§ **Source information**
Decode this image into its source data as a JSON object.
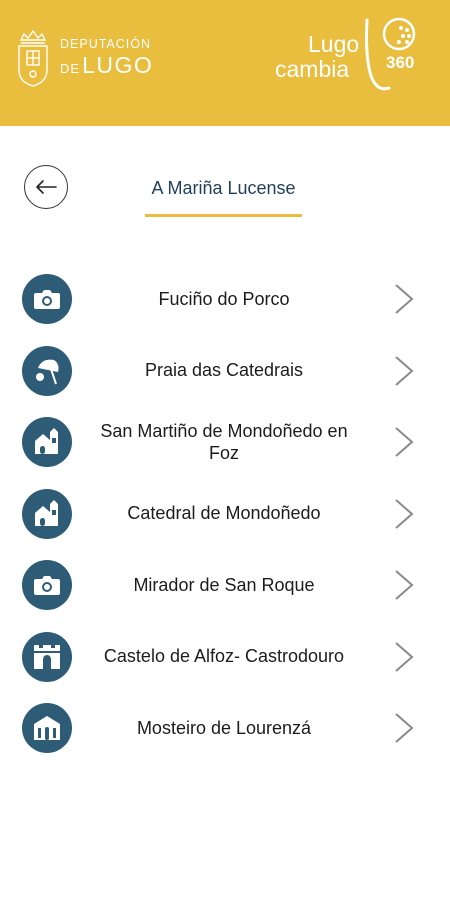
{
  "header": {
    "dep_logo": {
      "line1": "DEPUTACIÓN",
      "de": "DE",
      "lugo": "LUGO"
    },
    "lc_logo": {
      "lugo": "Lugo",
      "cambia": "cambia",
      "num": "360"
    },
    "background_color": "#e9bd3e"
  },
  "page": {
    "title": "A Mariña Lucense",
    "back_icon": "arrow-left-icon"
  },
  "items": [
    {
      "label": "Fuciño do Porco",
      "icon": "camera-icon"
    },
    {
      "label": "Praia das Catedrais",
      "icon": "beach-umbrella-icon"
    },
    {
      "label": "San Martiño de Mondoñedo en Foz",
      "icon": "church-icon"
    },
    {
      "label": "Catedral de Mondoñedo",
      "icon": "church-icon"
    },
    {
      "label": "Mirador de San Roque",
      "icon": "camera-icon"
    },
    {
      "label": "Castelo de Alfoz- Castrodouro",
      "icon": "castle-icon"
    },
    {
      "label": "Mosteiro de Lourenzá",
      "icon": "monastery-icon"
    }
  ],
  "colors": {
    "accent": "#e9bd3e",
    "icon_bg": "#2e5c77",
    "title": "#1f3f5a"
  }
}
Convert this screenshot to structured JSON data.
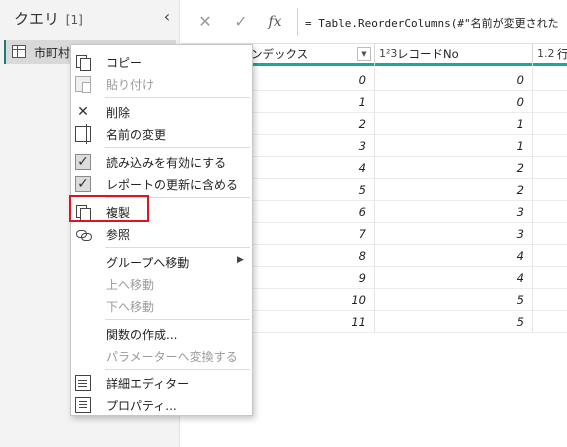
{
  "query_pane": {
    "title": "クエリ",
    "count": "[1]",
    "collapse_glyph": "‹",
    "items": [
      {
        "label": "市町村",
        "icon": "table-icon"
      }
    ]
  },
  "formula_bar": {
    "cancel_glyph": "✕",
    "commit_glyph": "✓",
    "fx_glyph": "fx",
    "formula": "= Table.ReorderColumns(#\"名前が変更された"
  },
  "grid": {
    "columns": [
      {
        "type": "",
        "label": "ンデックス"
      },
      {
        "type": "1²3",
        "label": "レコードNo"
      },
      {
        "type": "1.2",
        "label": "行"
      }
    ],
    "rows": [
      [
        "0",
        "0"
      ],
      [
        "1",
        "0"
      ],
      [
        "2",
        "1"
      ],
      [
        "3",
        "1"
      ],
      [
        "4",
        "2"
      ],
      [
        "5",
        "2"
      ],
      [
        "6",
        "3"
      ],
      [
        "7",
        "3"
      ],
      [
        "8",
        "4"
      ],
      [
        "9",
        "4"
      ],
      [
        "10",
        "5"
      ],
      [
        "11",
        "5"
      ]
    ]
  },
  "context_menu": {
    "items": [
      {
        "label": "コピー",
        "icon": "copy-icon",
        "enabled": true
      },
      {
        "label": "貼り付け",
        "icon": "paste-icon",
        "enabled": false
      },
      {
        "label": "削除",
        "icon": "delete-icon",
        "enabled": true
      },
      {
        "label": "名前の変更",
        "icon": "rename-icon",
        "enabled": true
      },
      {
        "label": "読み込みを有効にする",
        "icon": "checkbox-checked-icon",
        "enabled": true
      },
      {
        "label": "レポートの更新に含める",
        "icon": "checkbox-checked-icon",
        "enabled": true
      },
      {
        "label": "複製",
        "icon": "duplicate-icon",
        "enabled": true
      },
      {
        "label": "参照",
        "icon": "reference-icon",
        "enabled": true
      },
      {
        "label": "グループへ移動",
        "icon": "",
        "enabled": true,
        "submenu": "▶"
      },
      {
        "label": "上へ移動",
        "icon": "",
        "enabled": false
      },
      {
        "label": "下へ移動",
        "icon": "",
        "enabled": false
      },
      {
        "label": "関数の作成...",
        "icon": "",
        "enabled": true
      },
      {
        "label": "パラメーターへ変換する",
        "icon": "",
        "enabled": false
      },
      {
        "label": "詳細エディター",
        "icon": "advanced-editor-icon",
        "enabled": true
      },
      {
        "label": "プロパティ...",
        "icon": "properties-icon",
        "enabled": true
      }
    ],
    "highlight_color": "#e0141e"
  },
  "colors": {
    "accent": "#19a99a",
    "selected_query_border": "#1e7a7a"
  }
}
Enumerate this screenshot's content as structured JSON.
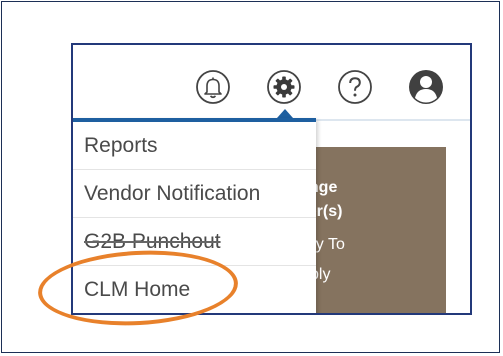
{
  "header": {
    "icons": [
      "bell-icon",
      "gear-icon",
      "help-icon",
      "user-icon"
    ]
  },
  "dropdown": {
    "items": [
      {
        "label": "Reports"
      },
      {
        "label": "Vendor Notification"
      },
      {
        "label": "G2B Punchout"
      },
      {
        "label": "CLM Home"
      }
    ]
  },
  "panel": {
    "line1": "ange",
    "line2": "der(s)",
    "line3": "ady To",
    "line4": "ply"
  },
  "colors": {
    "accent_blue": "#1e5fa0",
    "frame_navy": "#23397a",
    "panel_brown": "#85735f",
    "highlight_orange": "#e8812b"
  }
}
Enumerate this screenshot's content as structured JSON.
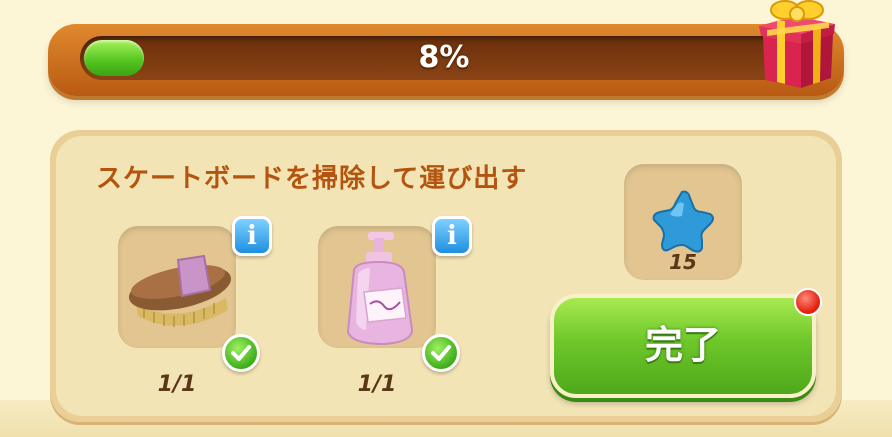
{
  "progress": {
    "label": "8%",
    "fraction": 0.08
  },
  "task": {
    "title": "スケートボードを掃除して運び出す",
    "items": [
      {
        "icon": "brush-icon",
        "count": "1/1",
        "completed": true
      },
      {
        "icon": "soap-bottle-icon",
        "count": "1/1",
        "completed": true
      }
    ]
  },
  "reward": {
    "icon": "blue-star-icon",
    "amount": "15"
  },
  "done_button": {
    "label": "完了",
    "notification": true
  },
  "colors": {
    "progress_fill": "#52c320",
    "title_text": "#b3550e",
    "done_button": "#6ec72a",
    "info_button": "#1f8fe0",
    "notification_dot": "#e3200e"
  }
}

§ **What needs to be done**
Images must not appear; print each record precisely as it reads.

§ **Task output**
Decode this image into its source data as a JSON object.
{
  "header": {
    "dep_logo": {
      "line1": "DEPUTACIÓN",
      "de": "DE",
      "lugo": "LUGO"
    },
    "lc_logo": {
      "lugo": "Lugo",
      "cambia": "cambia",
      "num": "360"
    },
    "background_color": "#e9bd3e"
  },
  "page": {
    "title": "A Mariña Lucense",
    "back_icon": "arrow-left-icon"
  },
  "items": [
    {
      "label": "Fuciño do Porco",
      "icon": "camera-icon"
    },
    {
      "label": "Praia das Catedrais",
      "icon": "beach-umbrella-icon"
    },
    {
      "label": "San Martiño de Mondoñedo en Foz",
      "icon": "church-icon"
    },
    {
      "label": "Catedral de Mondoñedo",
      "icon": "church-icon"
    },
    {
      "label": "Mirador de San Roque",
      "icon": "camera-icon"
    },
    {
      "label": "Castelo de Alfoz- Castrodouro",
      "icon": "castle-icon"
    },
    {
      "label": "Mosteiro de Lourenzá",
      "icon": "monastery-icon"
    }
  ],
  "colors": {
    "accent": "#e9bd3e",
    "icon_bg": "#2e5c77",
    "title": "#1f3f5a"
  }
}
Convert this screenshot to structured JSON data.
{
  "query_pane": {
    "title": "クエリ",
    "count": "[1]",
    "collapse_glyph": "‹",
    "items": [
      {
        "label": "市町村",
        "icon": "table-icon"
      }
    ]
  },
  "formula_bar": {
    "cancel_glyph": "✕",
    "commit_glyph": "✓",
    "fx_glyph": "fx",
    "formula": "= Table.ReorderColumns(#\"名前が変更された"
  },
  "grid": {
    "columns": [
      {
        "type": "",
        "label": "ンデックス"
      },
      {
        "type": "1²3",
        "label": "レコードNo"
      },
      {
        "type": "1.2",
        "label": "行"
      }
    ],
    "rows": [
      [
        "0",
        "0"
      ],
      [
        "1",
        "0"
      ],
      [
        "2",
        "1"
      ],
      [
        "3",
        "1"
      ],
      [
        "4",
        "2"
      ],
      [
        "5",
        "2"
      ],
      [
        "6",
        "3"
      ],
      [
        "7",
        "3"
      ],
      [
        "8",
        "4"
      ],
      [
        "9",
        "4"
      ],
      [
        "10",
        "5"
      ],
      [
        "11",
        "5"
      ]
    ]
  },
  "context_menu": {
    "items": [
      {
        "label": "コピー",
        "icon": "copy-icon",
        "enabled": true
      },
      {
        "label": "貼り付け",
        "icon": "paste-icon",
        "enabled": false
      },
      {
        "label": "削除",
        "icon": "delete-icon",
        "enabled": true
      },
      {
        "label": "名前の変更",
        "icon": "rename-icon",
        "enabled": true
      },
      {
        "label": "読み込みを有効にする",
        "icon": "checkbox-checked-icon",
        "enabled": true
      },
      {
        "label": "レポートの更新に含める",
        "icon": "checkbox-checked-icon",
        "enabled": true
      },
      {
        "label": "複製",
        "icon": "duplicate-icon",
        "enabled": true
      },
      {
        "label": "参照",
        "icon": "reference-icon",
        "enabled": true
      },
      {
        "label": "グループへ移動",
        "icon": "",
        "enabled": true,
        "submenu": "▶"
      },
      {
        "label": "上へ移動",
        "icon": "",
        "enabled": false
      },
      {
        "label": "下へ移動",
        "icon": "",
        "enabled": false
      },
      {
        "label": "関数の作成...",
        "icon": "",
        "enabled": true
      },
      {
        "label": "パラメーターへ変換する",
        "icon": "",
        "enabled": false
      },
      {
        "label": "詳細エディター",
        "icon": "advanced-editor-icon",
        "enabled": true
      },
      {
        "label": "プロパティ...",
        "icon": "properties-icon",
        "enabled": true
      }
    ],
    "highlight_color": "#e0141e"
  },
  "colors": {
    "accent": "#19a99a",
    "selected_query_border": "#1e7a7a"
  }
}
Enumerate this screenshot's content as structured JSON.
{
  "header": {
    "icons": [
      "bell-icon",
      "gear-icon",
      "help-icon",
      "user-icon"
    ]
  },
  "dropdown": {
    "items": [
      {
        "label": "Reports"
      },
      {
        "label": "Vendor Notification"
      },
      {
        "label": "G2B Punchout"
      },
      {
        "label": "CLM Home"
      }
    ]
  },
  "panel": {
    "line1": "ange",
    "line2": "der(s)",
    "line3": "ady To",
    "line4": "ply"
  },
  "colors": {
    "accent_blue": "#1e5fa0",
    "frame_navy": "#23397a",
    "panel_brown": "#85735f",
    "highlight_orange": "#e8812b"
  }
}
Enumerate this screenshot's content as structured JSON.
{
  "progress": {
    "label": "8%",
    "fraction": 0.08
  },
  "task": {
    "title": "スケートボードを掃除して運び出す",
    "items": [
      {
        "icon": "brush-icon",
        "count": "1/1",
        "completed": true
      },
      {
        "icon": "soap-bottle-icon",
        "count": "1/1",
        "completed": true
      }
    ]
  },
  "reward": {
    "icon": "blue-star-icon",
    "amount": "15"
  },
  "done_button": {
    "label": "完了",
    "notification": true
  },
  "colors": {
    "progress_fill": "#52c320",
    "title_text": "#b3550e",
    "done_button": "#6ec72a",
    "info_button": "#1f8fe0",
    "notification_dot": "#e3200e"
  }
}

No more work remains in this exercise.